More on drug stores
The other day, we were thinking back in time to the late 1920s and early 1930s which is when the Great Drug Store War erupted in Perry. The commotion was triggered by the arrival of a chain store pharmacy on the west side of the square in downtown Perry. In that domain, three drug stores had reigned supreme for several years, and the owners were reluctant to meekly turn over any of their territory to an upstart newcomer, especially one of the feared chain operations. My Dad, Fred W. Beers, was the owner-proprietor of the City Drug Store on the north side of the square. The other offensive militants were Ralph Foster Sr. of Foster's Corner Drug on the east side, and Everett Nelson of the Southside Pharmacy on that side of the square.

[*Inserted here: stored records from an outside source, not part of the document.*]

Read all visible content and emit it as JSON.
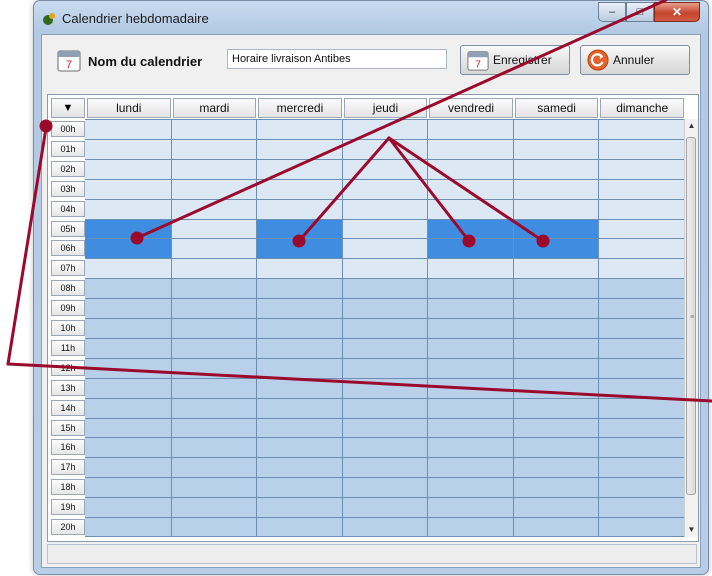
{
  "window": {
    "title": "Calendrier hebdomadaire",
    "minimize": "–",
    "maximize": "□",
    "close": "✕"
  },
  "toolbar": {
    "name_label": "Nom du calendrier",
    "name_value": "Horaire livraison Antibes",
    "save_label": "Enregistrer",
    "cancel_label": "Annuler"
  },
  "grid": {
    "corner_label": "▼",
    "days": [
      "lundi",
      "mardi",
      "mercredi",
      "jeudi",
      "vendredi",
      "samedi",
      "dimanche"
    ],
    "hours": [
      "00h",
      "01h",
      "02h",
      "03h",
      "04h",
      "05h",
      "06h",
      "07h",
      "08h",
      "09h",
      "10h",
      "11h",
      "12h",
      "13h",
      "14h",
      "15h",
      "16h",
      "17h",
      "18h",
      "19h",
      "20h"
    ],
    "selection": {
      "days": [
        "lundi",
        "mercredi",
        "vendredi",
        "samedi"
      ],
      "hours": [
        "05h",
        "06h"
      ]
    }
  },
  "scrollbar": {
    "up": "▲",
    "down": "▼",
    "grip": "≡"
  },
  "colors": {
    "accent_selection": "#3e8de0",
    "annotation": "#9b0a2c",
    "cell": "#dce8f4",
    "cell_shaded": "#b8d0ea"
  },
  "icons": [
    "app-icon",
    "calendar-icon",
    "save-icon",
    "cancel-icon",
    "dropdown-icon"
  ]
}
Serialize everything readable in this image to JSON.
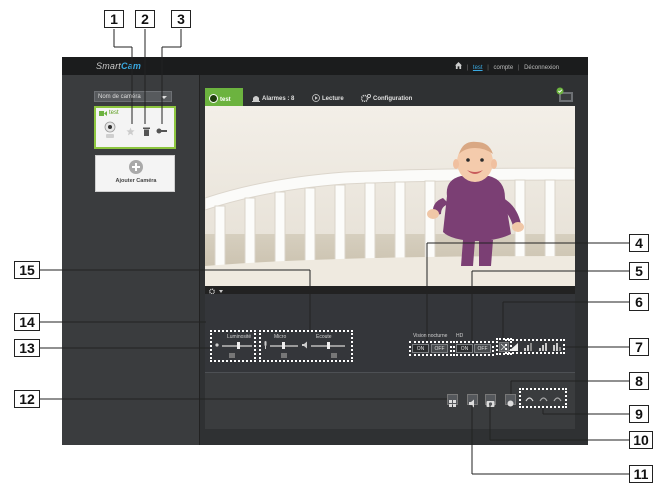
{
  "app": {
    "logo_part1": "Smart",
    "logo_part2": "Cam",
    "home_icon": "home-icon"
  },
  "top_nav": {
    "user": "test",
    "account": "compte",
    "logout": "Déconnexion",
    "separator": "|"
  },
  "sidebar": {
    "camera_select": {
      "value": "Nom de caméra"
    },
    "camera_card": {
      "name": "test",
      "icons": [
        "camera-thumbnail-icon",
        "star-icon",
        "trash-icon",
        "key-icon"
      ]
    },
    "add_camera": {
      "label": "Ajouter Caméra"
    }
  },
  "tabs": {
    "live": "test",
    "alarms": "Alarmes : 8",
    "playback": "Lecture",
    "config": "Configuration"
  },
  "controls": {
    "brightness_label": "Luminosité",
    "mic_label": "Micro",
    "speaker_label": "Ecoute",
    "night_mode_label": "Vision nocturne",
    "hd_label": "HD",
    "on": "ON",
    "off": "OFF",
    "sliders": {
      "brightness": 0.55,
      "mic": 0.45,
      "speaker": 0.5
    }
  },
  "callouts": [
    "1",
    "2",
    "3",
    "4",
    "5",
    "6",
    "7",
    "8",
    "9",
    "10",
    "11",
    "12",
    "13",
    "14",
    "15"
  ],
  "colors": {
    "accent_green": "#6cb33f",
    "link_blue": "#39a8e0",
    "dark_bg": "#2f3133"
  }
}
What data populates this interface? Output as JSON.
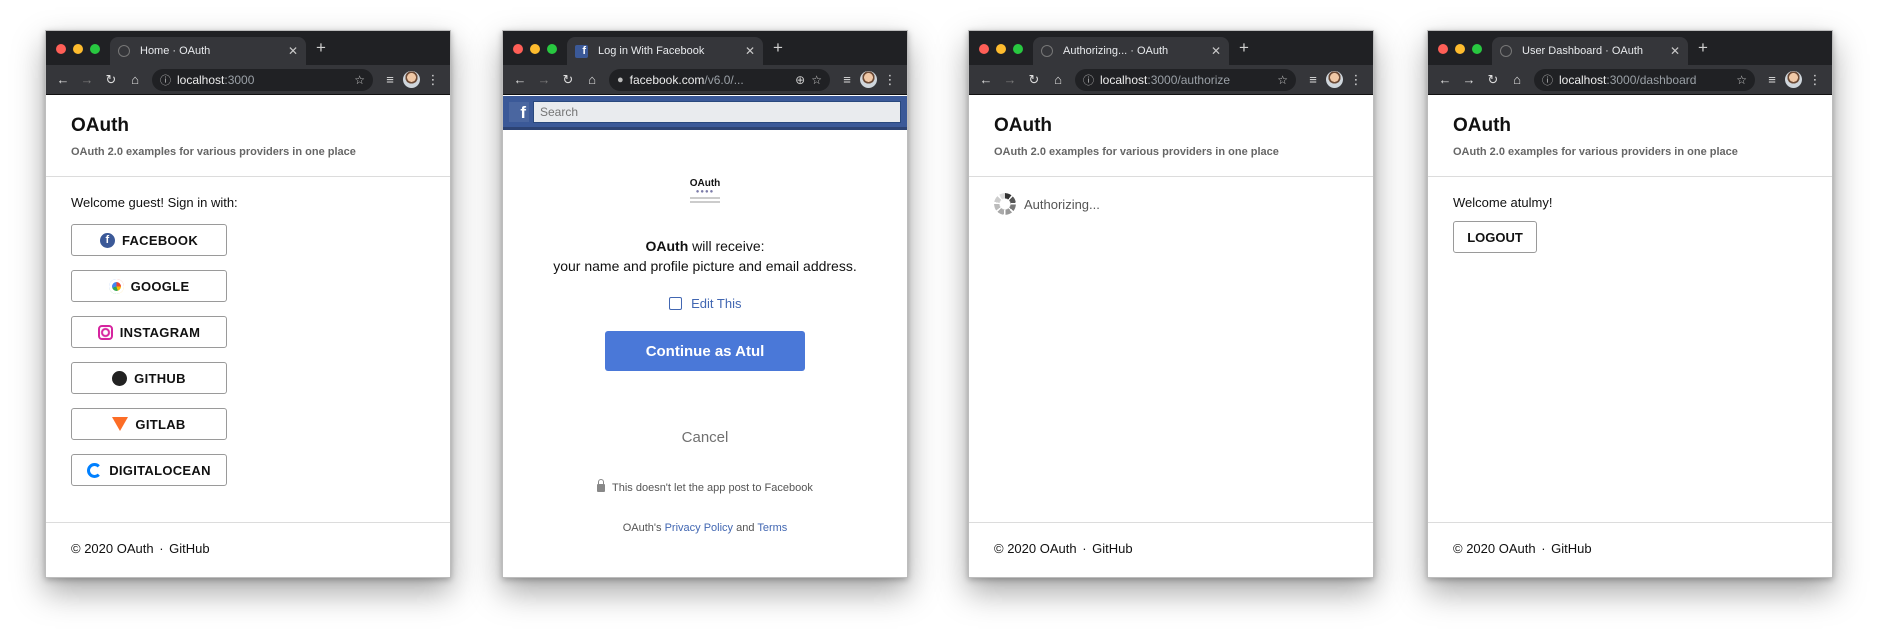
{
  "windows": [
    {
      "tab_title": "Home · OAuth",
      "url_host": "localhost",
      "url_path": ":3000",
      "brand": "OAuth",
      "tagline": "OAuth 2.0 examples for various providers in one place",
      "welcome": "Welcome guest! Sign in with:",
      "providers": [
        "FACEBOOK",
        "GOOGLE",
        "INSTAGRAM",
        "GITHUB",
        "GITLAB",
        "DIGITALOCEAN"
      ],
      "footer_copy": "© 2020 OAuth",
      "footer_sep": "·",
      "footer_link": "GitHub"
    },
    {
      "tab_title": "Log in With Facebook",
      "url_host": "facebook.com",
      "url_path": "/v6.0/...",
      "search_placeholder": "Search",
      "app_logo_title": "OAuth",
      "app_name": "OAuth",
      "will_receive": "will receive:",
      "permissions": "your name and profile picture and email address.",
      "edit_label": "Edit This",
      "continue_label": "Continue as Atul",
      "cancel_label": "Cancel",
      "no_post_note": "This doesn't let the app post to Facebook",
      "legal_prefix": "OAuth's",
      "privacy_link": "Privacy Policy",
      "legal_and": "and",
      "terms_link": "Terms"
    },
    {
      "tab_title": "Authorizing... · OAuth",
      "url_host": "localhost",
      "url_path": ":3000/authorize",
      "brand": "OAuth",
      "tagline": "OAuth 2.0 examples for various providers in one place",
      "status": "Authorizing...",
      "footer_copy": "© 2020 OAuth",
      "footer_sep": "·",
      "footer_link": "GitHub"
    },
    {
      "tab_title": "User Dashboard · OAuth",
      "url_host": "localhost",
      "url_path": ":3000/dashboard",
      "brand": "OAuth",
      "tagline": "OAuth 2.0 examples for various providers in one place",
      "welcome": "Welcome atulmy!",
      "logout_label": "LOGOUT",
      "footer_copy": "© 2020 OAuth",
      "footer_sep": "·",
      "footer_link": "GitHub"
    }
  ],
  "icons": {
    "providers": [
      "facebook-icon",
      "google-icon",
      "instagram-icon",
      "github-icon",
      "gitlab-icon",
      "digitalocean-icon"
    ]
  },
  "colors": {
    "facebook_blue": "#3b5998",
    "continue_button": "#4a78d8",
    "browser_chrome": "#202124"
  }
}
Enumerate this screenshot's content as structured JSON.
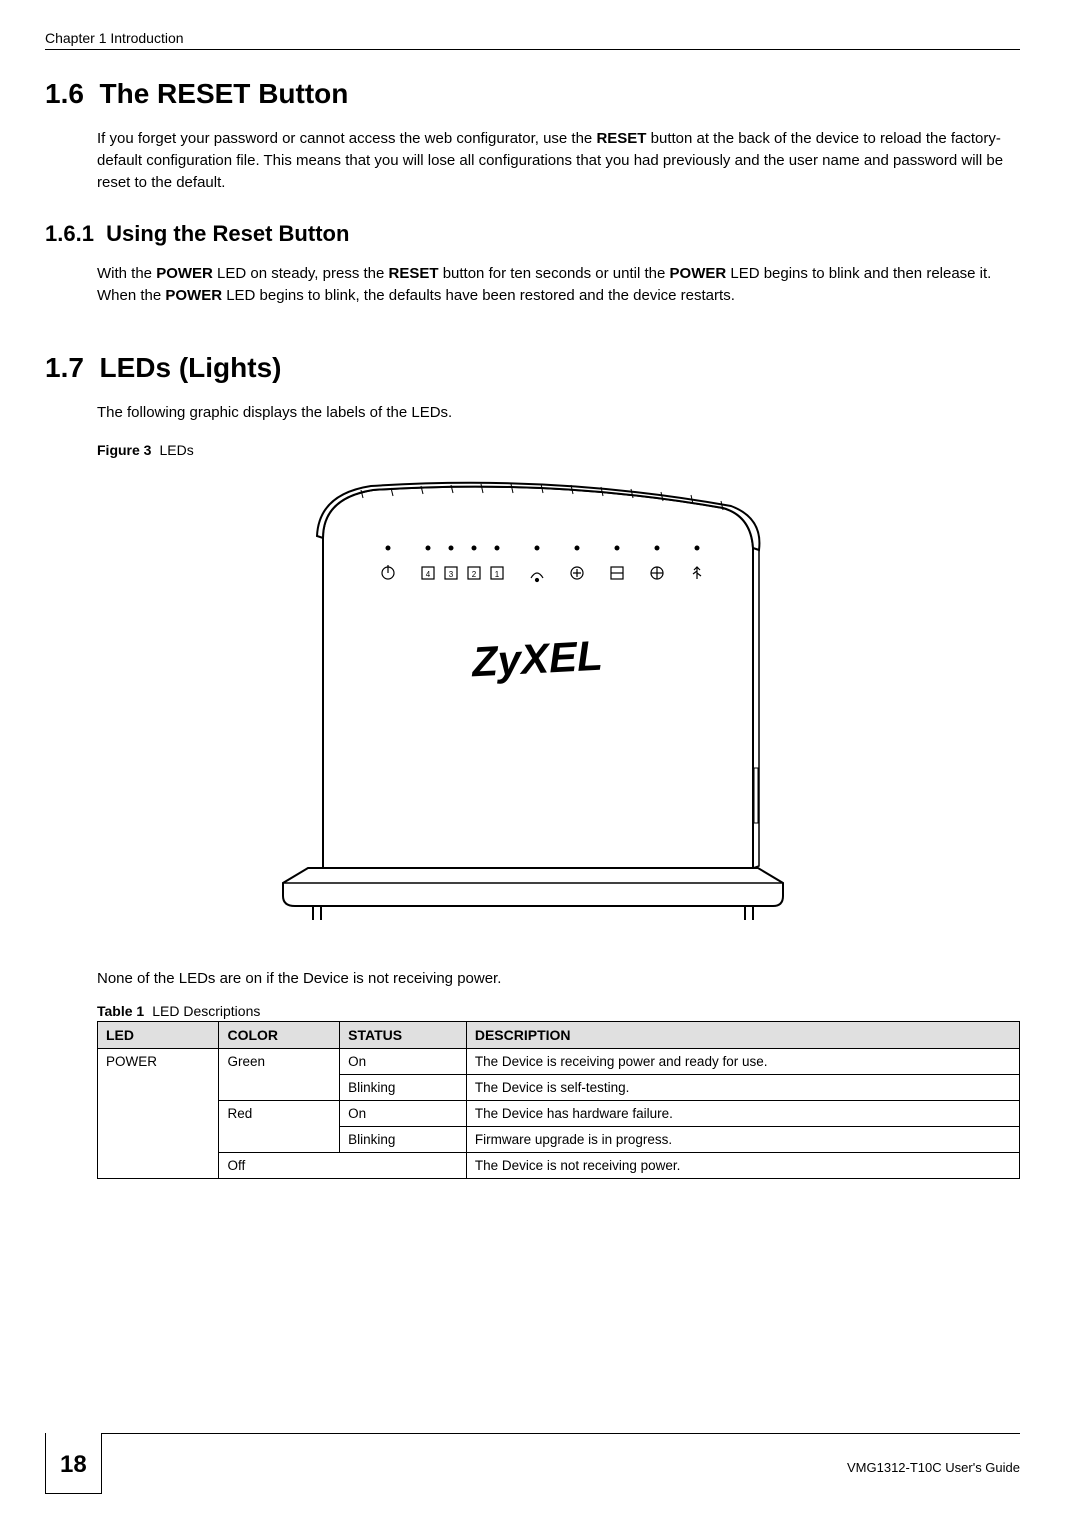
{
  "header": {
    "chapter": "Chapter 1 Introduction"
  },
  "sections": {
    "s1_6": {
      "number": "1.6",
      "title": "The RESET Button",
      "para_pre": "If you forget your password or cannot access the web configurator, use the ",
      "para_b1": "RESET",
      "para_post": " button at the back of the device to reload the factory-default configuration file. This means that you will lose all configurations that you had previously and the user name and password will be reset to the default."
    },
    "s1_6_1": {
      "number": "1.6.1",
      "title": "Using the Reset Button",
      "p1": "With the ",
      "b1": "POWER",
      "p2": " LED on steady, press the ",
      "b2": "RESET",
      "p3": " button for ten seconds or until the ",
      "b3": "POWER",
      "p4": " LED begins to blink and then release it. When the ",
      "b4": "POWER",
      "p5": " LED begins to blink, the defaults have been restored and the device restarts."
    },
    "s1_7": {
      "number": "1.7",
      "title": "LEDs (Lights)",
      "para": "The following graphic displays the labels of the LEDs.",
      "fig_label": "Figure 3",
      "fig_title": "LEDs",
      "post_fig": "None of the LEDs are on if the Device is not receiving power."
    }
  },
  "table": {
    "caption_label": "Table 1",
    "caption_title": "LED Descriptions",
    "headers": [
      "LED",
      "COLOR",
      "STATUS",
      "DESCRIPTION"
    ],
    "rows": [
      {
        "led": "POWER",
        "color": "Green",
        "status": "On",
        "desc": "The Device is receiving power and ready for use."
      },
      {
        "color": "",
        "status": "Blinking",
        "desc": "The Device is self-testing."
      },
      {
        "color": "Red",
        "status": "On",
        "desc": "The Device has hardware failure."
      },
      {
        "color": "",
        "status": "Blinking",
        "desc": "Firmware upgrade is in progress."
      },
      {
        "color_span": true,
        "status": "Off",
        "desc": "The Device is not receiving power."
      }
    ]
  },
  "footer": {
    "page": "18",
    "doc": "VMG1312-T10C User's Guide"
  },
  "device_brand": "ZyXEL"
}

In later years, Charlie Watson had the Brownie Drug on the west side, but he was not around for this particular engagement. The City Drug was closed in 1940; nine years after Dad died. The Southside Pharmacy changed hands about 15 years later, and Foster's Corner Drug is still in business although under different ownership.
Chain store businesses had nothing to do with the closure of any of the stores.
The Perry Pharmacy on Fir Avenue is a lineal descendant of the Brownie Drug and also the Monte Jones Drug, but it was not here when the Drug Store War occurred.
I've heard many stories about the "war" from other members of my family, but I was too young at the time to have any vivid personal memories of it now.
The incident was generously covered in a nationally distributed trade magazine, Drug Topics. The article carried a detailed but straightforward account of the skirmish, printed several weeks after the three Perry druggists were proclaimed the winners. The chain store closed its outlet here and left town.
The magazine account summarized the Perry pharmacies' strategy as a simple one. The three men met periodically, pooled their purchases from wholesalers and passed the saving on to their customers. The buying power they employed was more than the chain operation cared to absorb, so the newcomers excused themselves and left town. It was a great victory for hometown ownership.